Review: Classical Theatre of Harlem Offers a Raucous Twelfth Night Outdoors
Tony nominee Kara Young headlines the free production of Shakespeare's great gender-bending comedy at Marcus Garvey Park.
If any Shakespeare play illustrates how durable the Bard's work truly is, Twelfth Night is it. With a plot that revolves around a woman inspiring the affections of both men and women while she moonlights as a man, the play is timelier than ever now, with norms of gender and sexuality continually being challenged. So the Classical Theatre of Harlem's new production of Twelfth Night at Marcus Garvey Park, which officially opened over the weekend, is a welcome way to reintroduce this comedy to a modern audience — even if the production is not all that it could have been.

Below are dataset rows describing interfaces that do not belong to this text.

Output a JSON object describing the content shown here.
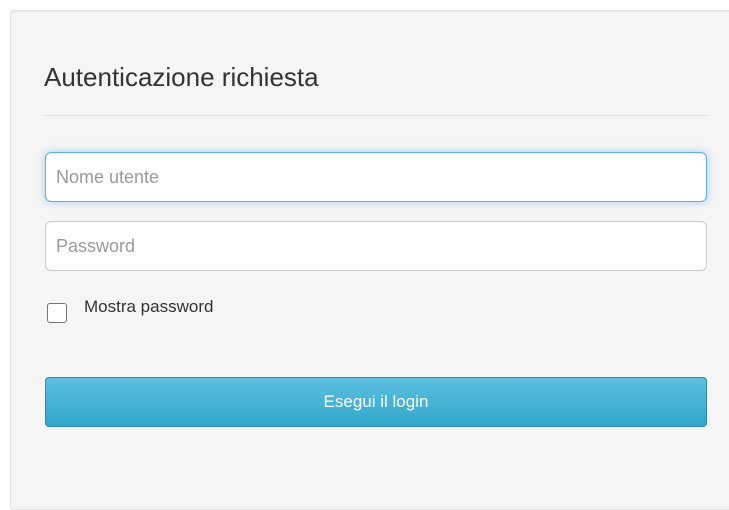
{
  "login": {
    "title": "Autenticazione richiesta",
    "username": {
      "value": "",
      "placeholder": "Nome utente"
    },
    "password": {
      "value": "",
      "placeholder": "Password"
    },
    "show_password": {
      "label": "Mostra password",
      "checked": false
    },
    "submit_label": "Esegui il login"
  },
  "colors": {
    "panel_background": "#f5f5f5",
    "focus_border": "#66afe9",
    "button_top": "#5bc0de",
    "button_bottom": "#31a7cb"
  }
}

Director Carl Cofield's chief innovation with his take on Twelfth Night is to give his production an Afrofuturist aesthetic. This makes for an eye-filling production, visually speaking, at the very least. Triangular patterns dominate Riw Rakkulchon's spacey set design, while Mika Eubanks's costume design is chock-full of African-style casual and formal attire, punctuated by Earon Nealey's bob- and weave-heavy hair and wig designs. Lighting designer Alan C. Edwards bathes it all in a sleek panoply of bright and bold colors, giving the production an appropriately futuristic sheen occasionally enhanced by Brittany Bland's trippy abstract projections.
Amid the sci-fi bells and whistles, however, Shakespeare's complicated plot and distinctive vernacular remain the same (the production runs much longer than the website's estimated 90 minutes). Viola (Kara Young), fearing her twin brother Sebastian (J'Laney Allen) dead after they are separated in a shipwreck in Illyria, pines for Duke Orsino (William Demerit) while she's dressed up as the pageboy Cesario; meanwhile, Orsino yearns for Olivia (Christina Sajous), still mourning her own deceased brother, who finds herself drawn to Viola-disguised-as-Cesario while rejecting Orsino's advances. Sebastian, though, turns out to be very much alive, rescued by Antonio (Denzel Fields), whose interactions with him simmer with homoerotic tension. Then there's Maria (Cassandra Lopez), her uncle Sir Toby (Chivas Michael), and squire Sir Andrew Aguecheek (Carson Elrod), who so despise Olivia's steward Malvolio (Allen Gilmore) that they fake a romantic letter from Olivia meant to humiliate him.
Hints of melancholy and thematic heft peek through Shakespeare's surfeit of mistaken identities and double-crosses: Orsino's insistence to Viola/Cesario that there's a difference between love between two men and between a man and a woman; Viola/Cesario refusing to prove her "manhood" by fighting Sir Andrew; Antonio ultimately being left alone in the end after his beloved Sebastian reunites with Viola. Such poignant undertones, however, are given rather short shrift in Cofield's production, which emphasizes raucous comedy at the expense of its underlying pathos. Cofield has directed many of the performers in the large ensemble to go big and broad. You would, for instance, never know Olivia was still in mourning the way Sajous approaches the character, playing up her narcissism; while Gilmore makes Malvolio such a buffoonish fop that there's no sting in the way Maria, Sir Toby and company arguably go too far in ridiculing him. At least the hamminess Lopez, Michael, and Elrod bring to their roles feels appropriate for their comic-relief characters. Even then, though, Cofield has them overemphasize even their bawdiest lines with ribald hand gestures and such. The result is a production that sometimes feels as if it's trying too hard to be funny.
Thankfully, Young grounds the production with a beautifully modulated performance as Viola; alongside her recent Tony-nominated performance in Clyde's, this role demonstrates just how much she deserves to be a star after years of terrific work on New York City stages. Allen is similarly touching as her brother Sebastian; their concluding reunion comes off as genuinely moving in this production. And even if Cofield evinces too heavy a hand for comedy at times, his Twelfth Night at least vibrates with a playful spirit that keeps it fresh and entertaining, exemplified by choreographer Tiffany Rea-Fisher's exuberant interstitial dance sequences and composer-sound designer Frederick Kennedy's R&B-flavored settings for some of Feste's (Israel Erron Ford) songs, complete with Auto-tune. Whatever faults there are in Cofield's production, the brilliance and continuing relevance of Shakespeare's great comedy still shines through.